I cannot resist twisted, drapy details so choosing this top was a no brainer!
01/2018 - 102
Being a print fanatic, my stash of plain jerseys is very limited, I used this dark brown colour, I'm not sure yet what to wear it with other than jeans, but that is a good start I guess. I think the pleating and twist detail shows up better in solid fabric, but I might try the dress in a print anyway. (I also really want to use more of my stash fabric this year!).
I used my usual size 38, grading out below the waist (it's a little big on my dressform, well I should say I have grown larger than my dressform - another resolution for the list). You do need to have the waist fitting closely to keep the twist in place. The back is plain, but the centre back seam gives it a bit of shape.
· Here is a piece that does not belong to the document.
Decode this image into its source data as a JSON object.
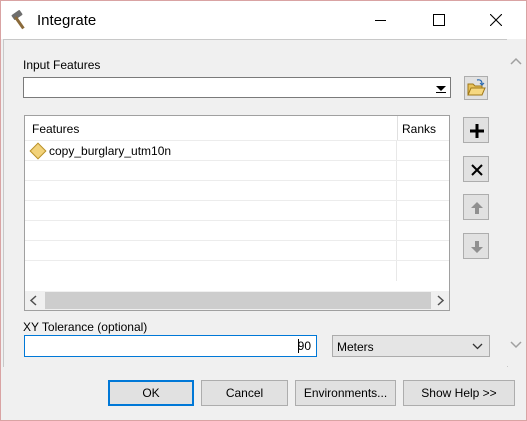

I found the instructions pretty good, of course the only potentially tricky bit is the twist pieces so I took some photos during construction. However I think the top (or dress) actually looks quite good even without the twist overlay if you want to keep things really simple. I just roughly pinned the front onto my dressform so you get the idea.
Twist construction tips
Keep the pattern piece in front of you when you make the pleats in each draped piece, each end is different. The notches on the top edge mark the centre and on either side of that is the slit marking. The bottom edge self facing has been turned to the wrong side and basted in place along with the pleats.
Fold one piece in half right sides together at the centre notch and stitch from the slit marking to the pleated edge, this will leave a small hole in the middle.
Turn right side out and open the piece flat, the seam you just stitched is across the centre, the top and bottom edges are faced and you have a small hole between the slit markings (on the left in the photo below).
It should look like this from the front when finished, you may need to manipulate the twist a bit to get it sitting neatly. The seams you sewed are across the centre now and the faced edges are top and bottom.
And from the back - kind of a mess! For non fraying fabrics, which many knits are you don't really need to finish the facing edges, they all end up hidden on the inside.
As I mentioned it is really important that the twist is taut across the front of the top or it will droop below the waist seam. I need to properly road test it to see if it may also need a couple of invisible stitches to hold it in place at the centre when it's being worn.
I had to edit the exposure in these photos so you can see the details. The pants are Jalie Eleanor in stretch denim.
A nice twist on the twist top! It looks good in the plain jersey.ReplyDelete
great test version, I might try that one.ReplyDelete
Thank you so much for the pictorial for the twist, very helpful. It looks wonderful on you. I love the neckline, funny that it's different for the dress. Do you remember seeing this twist in another Burda dress years ago? or am I imagining it?:-)ReplyDelete
Lisette, yes there have been a few variations over the years, but I think there was one which had very similar construction in 2007/2008?? Maybe even earlier. It had a sort of turtle neck and a wrap skirt. I want to go and check my back issues now, but I know I will end up down a rabbit hole!Delete
It looks really lovely on you Allison! I've joined the Burda Challenge too - using it to sew up things I had planned from magazines I already have, but I guess I'll buy some new ones too!ReplyDelete
I love this top. I have been following your blog for about 8 months and you have inspired me to take a closer look at Burda patterns. I have purchased several, made a few and have several on my favorites list. Well, I get to add another one!ReplyDelete
The twist really makes this top and thank you for the photos on construction as this is one I might download when it becomes availabe.ReplyDelete
This looks great Allison! I had planned to have a go at this as I really like the waist twist so thanks for the tutorial - very helpful.ReplyDelete
WOW...what a cute top....rarely use a Burda pattern, but not anymore.....I want to make this top-Great Make!ReplyDelete
Very pretty! Looks wonderful on you. Thanks for pointing out the different necklines- I hadn't noticed that at all. And your photos of the twist construction are super helpful!ReplyDelete
Que bien te ha quedado, me viene de lujo las explicaciones. Esta blusa me la estoy cosiendo en estos momentos. Espero que me quedé tan chula como la tuya. SaludosReplyDelete
I love twist tops and dresses but I'm so scared to make one. I must say, you really make it look easy and yours turned out so perfect. Thanks for sharing the construction pics.ReplyDelete
This would be a great one to try as the twist pieces are sewn separately and just attached to the front of the top. You could even just start with cutting the twist pieces first and seeing how you get on without investing much time or fabric.Delete
It is a beautiful top , I can see this one being popular like the twist top of 2004 which was huge. I have been loving Burdas designs lately again, so this magazine will be on my list to buy too.ReplyDelete
This was one of my favorite patterns from January, and your version looks great! I’d love to see how much the detail gets lost (or doesn’t) in a print, but your solid version looks fab.ReplyDelete
Lovely top, and nice to see how it is done! Maybe I'll give it a go this year... I am also attempting the Burda Challenge!ReplyDelete
Reminds me of #103, a BurdaStyle dress from Feb 2008. Very flattering on you, not sure if it would suit my rectangular figure.ReplyDelete